Timon's mental health
Isaac Asimov's analysis of this play (in Asimov's Guide to Shakespeare) suggests that Timon's behavior is odd from start to finish. He gives away far more than a reasonable person would, and refuses to let others be generous to him, until he's wasted everything. Then he wants his friends to be just as imprudent as he is. They may not all be false friends, just practical. Certainly that rocks-and-water feast does not suggest a balanced mind. It's something to think about. rewinn 04:36, 15 July 2006 (UTC)
The death of timon in the intro is a spoiler so some sort of warning should be placed before the introduction. —The preceding unsigned comment was added by 22.214.171.124 (talk) 01:53, 13 February 2007 (UTC).
- I'm not sure that the death of the central character in a play designated a tragedy is a "spoiler". --Scottandrewhutchins 21:57, 13 February 2007 (UTC)
The article contains an error regarding the diet of Apemantus.
The article contains an error regarding the diet of Apemantus. The article states that Apemantus, like Timon, eats only roots and water. However, in Act IV, Scene III, Apemantus offers Timon a "medlar", which Timon refuses.

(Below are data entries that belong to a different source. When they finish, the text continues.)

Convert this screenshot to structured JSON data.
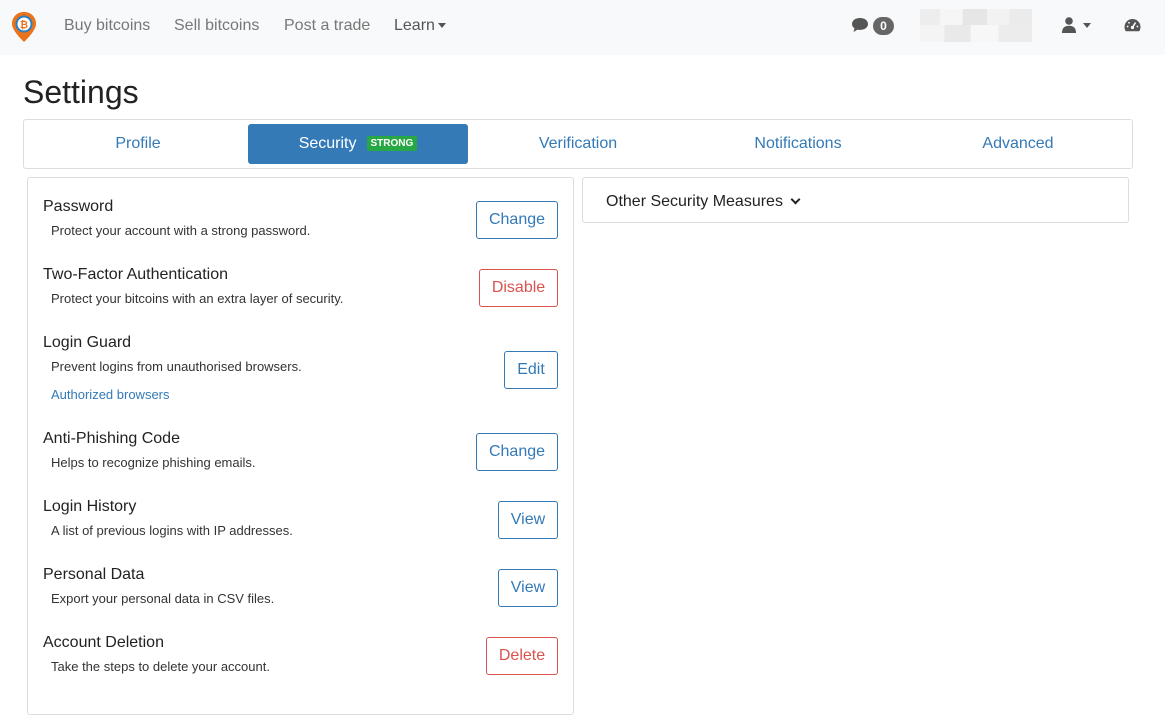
{
  "navbar": {
    "links": {
      "buy": "Buy bitcoins",
      "sell": "Sell bitcoins",
      "post": "Post a trade",
      "learn": "Learn"
    },
    "messages_count": "0"
  },
  "page": {
    "title": "Settings"
  },
  "tabs": {
    "profile": "Profile",
    "security": "Security",
    "security_badge": "STRONG",
    "verification": "Verification",
    "notifications": "Notifications",
    "advanced": "Advanced"
  },
  "security": {
    "password": {
      "title": "Password",
      "desc": "Protect your account with a strong password.",
      "button": "Change"
    },
    "two_factor": {
      "title": "Two-Factor Authentication",
      "desc": "Protect your bitcoins with an extra layer of security.",
      "button": "Disable"
    },
    "login_guard": {
      "title": "Login Guard",
      "desc": "Prevent logins from unauthorised browsers.",
      "link": "Authorized browsers",
      "button": "Edit"
    },
    "anti_phishing": {
      "title": "Anti-Phishing Code",
      "desc": "Helps to recognize phishing emails.",
      "button": "Change"
    },
    "login_history": {
      "title": "Login History",
      "desc": "A list of previous logins with IP addresses.",
      "button": "View"
    },
    "personal_data": {
      "title": "Personal Data",
      "desc": "Export your personal data in CSV files.",
      "button": "View"
    },
    "account_deletion": {
      "title": "Account Deletion",
      "desc": "Take the steps to delete your account.",
      "button": "Delete"
    }
  },
  "other_measures": {
    "label": "Other Security Measures"
  },
  "colors": {
    "primary": "#337ab7",
    "danger": "#d9534f",
    "success": "#28a745",
    "navbar_bg": "#f8f9fa"
  }
}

A medlar is an edible, apple-shaped fruit of the deciduous European tree, Mespilus germanica.
Similarly, in the same scene, when asked by Timon, "Where feed'st thou o' days, Apemantus?", Apemantus replies, "Where my stomach finds meat; or, rather, where I eat it." Clearly, Apemantus eats food other than roots and water. —Preceding unsigned comment added by SvenTwelve (talk • contribs) 06:20, 7 December 2007 (UTC)